Report each line of the data that has "Open" somewhere in it.

## Stored entries

= = =

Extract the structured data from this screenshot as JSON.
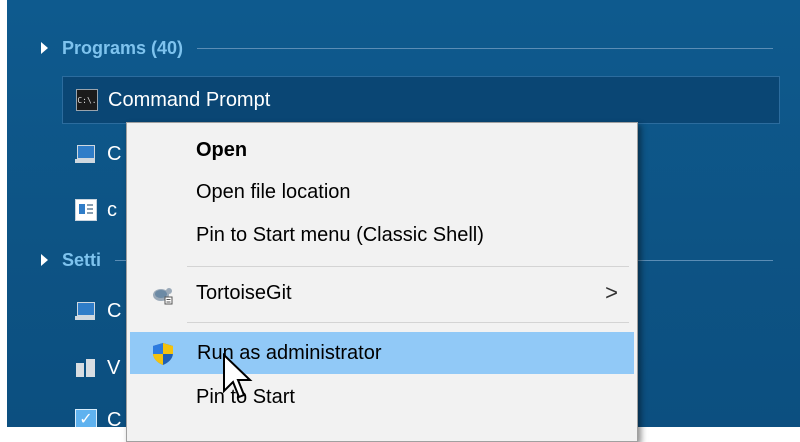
{
  "groups": {
    "programs_title": "Programs (40)",
    "settings_title": "Setti"
  },
  "rows": {
    "command_prompt": "Command Prompt",
    "row2_partial": "C",
    "row3_partial": "c",
    "row5_partial": "C",
    "row6_partial": "V",
    "row7_partial": "C"
  },
  "cmd_icon_text": "C:\\.",
  "context_menu": {
    "open": "Open",
    "open_file_location": "Open file location",
    "pin_classic": "Pin to Start menu (Classic Shell)",
    "tortoisegit": "TortoiseGit",
    "tortoisegit_arrow": ">",
    "run_as_admin": "Run as administrator",
    "pin_to_start": "Pin to Start"
  },
  "colors": {
    "panel_bg": "#0e5a8e",
    "group_title": "#7ec3ee",
    "menu_bg": "#f2f2f2",
    "highlight": "#91c9f7"
  }
}
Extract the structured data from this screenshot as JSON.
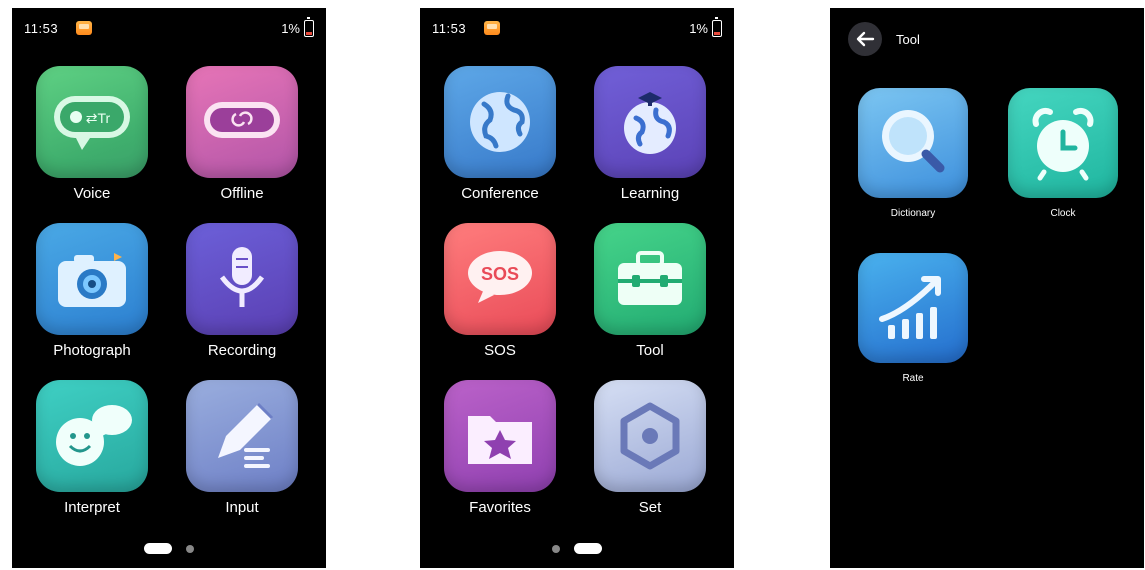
{
  "screen1": {
    "status": {
      "time": "11:53",
      "battery": "1%"
    },
    "apps": [
      {
        "label": "Voice",
        "icon": "voice-translate-icon"
      },
      {
        "label": "Offline",
        "icon": "offline-icon"
      },
      {
        "label": "Photograph",
        "icon": "camera-icon"
      },
      {
        "label": "Recording",
        "icon": "microphone-icon"
      },
      {
        "label": "Interpret",
        "icon": "interpret-icon"
      },
      {
        "label": "Input",
        "icon": "pencil-icon"
      }
    ],
    "page_indicator": {
      "current": 1,
      "total": 2
    }
  },
  "screen2": {
    "status": {
      "time": "11:53",
      "battery": "1%"
    },
    "apps": [
      {
        "label": "Conference",
        "icon": "globe-icon"
      },
      {
        "label": "Learning",
        "icon": "learning-globe-icon"
      },
      {
        "label": "SOS",
        "icon": "sos-icon"
      },
      {
        "label": "Tool",
        "icon": "toolbox-icon"
      },
      {
        "label": "Favorites",
        "icon": "star-folder-icon"
      },
      {
        "label": "Set",
        "icon": "settings-hexagon-icon"
      }
    ],
    "page_indicator": {
      "current": 2,
      "total": 2
    }
  },
  "screen3": {
    "header": {
      "title": "Tool",
      "back_icon": "back-arrow-icon"
    },
    "apps": [
      {
        "label": "Dictionary",
        "icon": "magnifier-icon"
      },
      {
        "label": "Clock",
        "icon": "alarm-clock-icon"
      },
      {
        "label": "Rate",
        "icon": "rate-chart-icon"
      }
    ]
  },
  "colors": {
    "background": "#000000",
    "text": "#ffffff",
    "indicator_inactive": "#888888"
  }
}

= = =

## Exercise solution
    "open": "Open",
    "open_file_location": "Open file location",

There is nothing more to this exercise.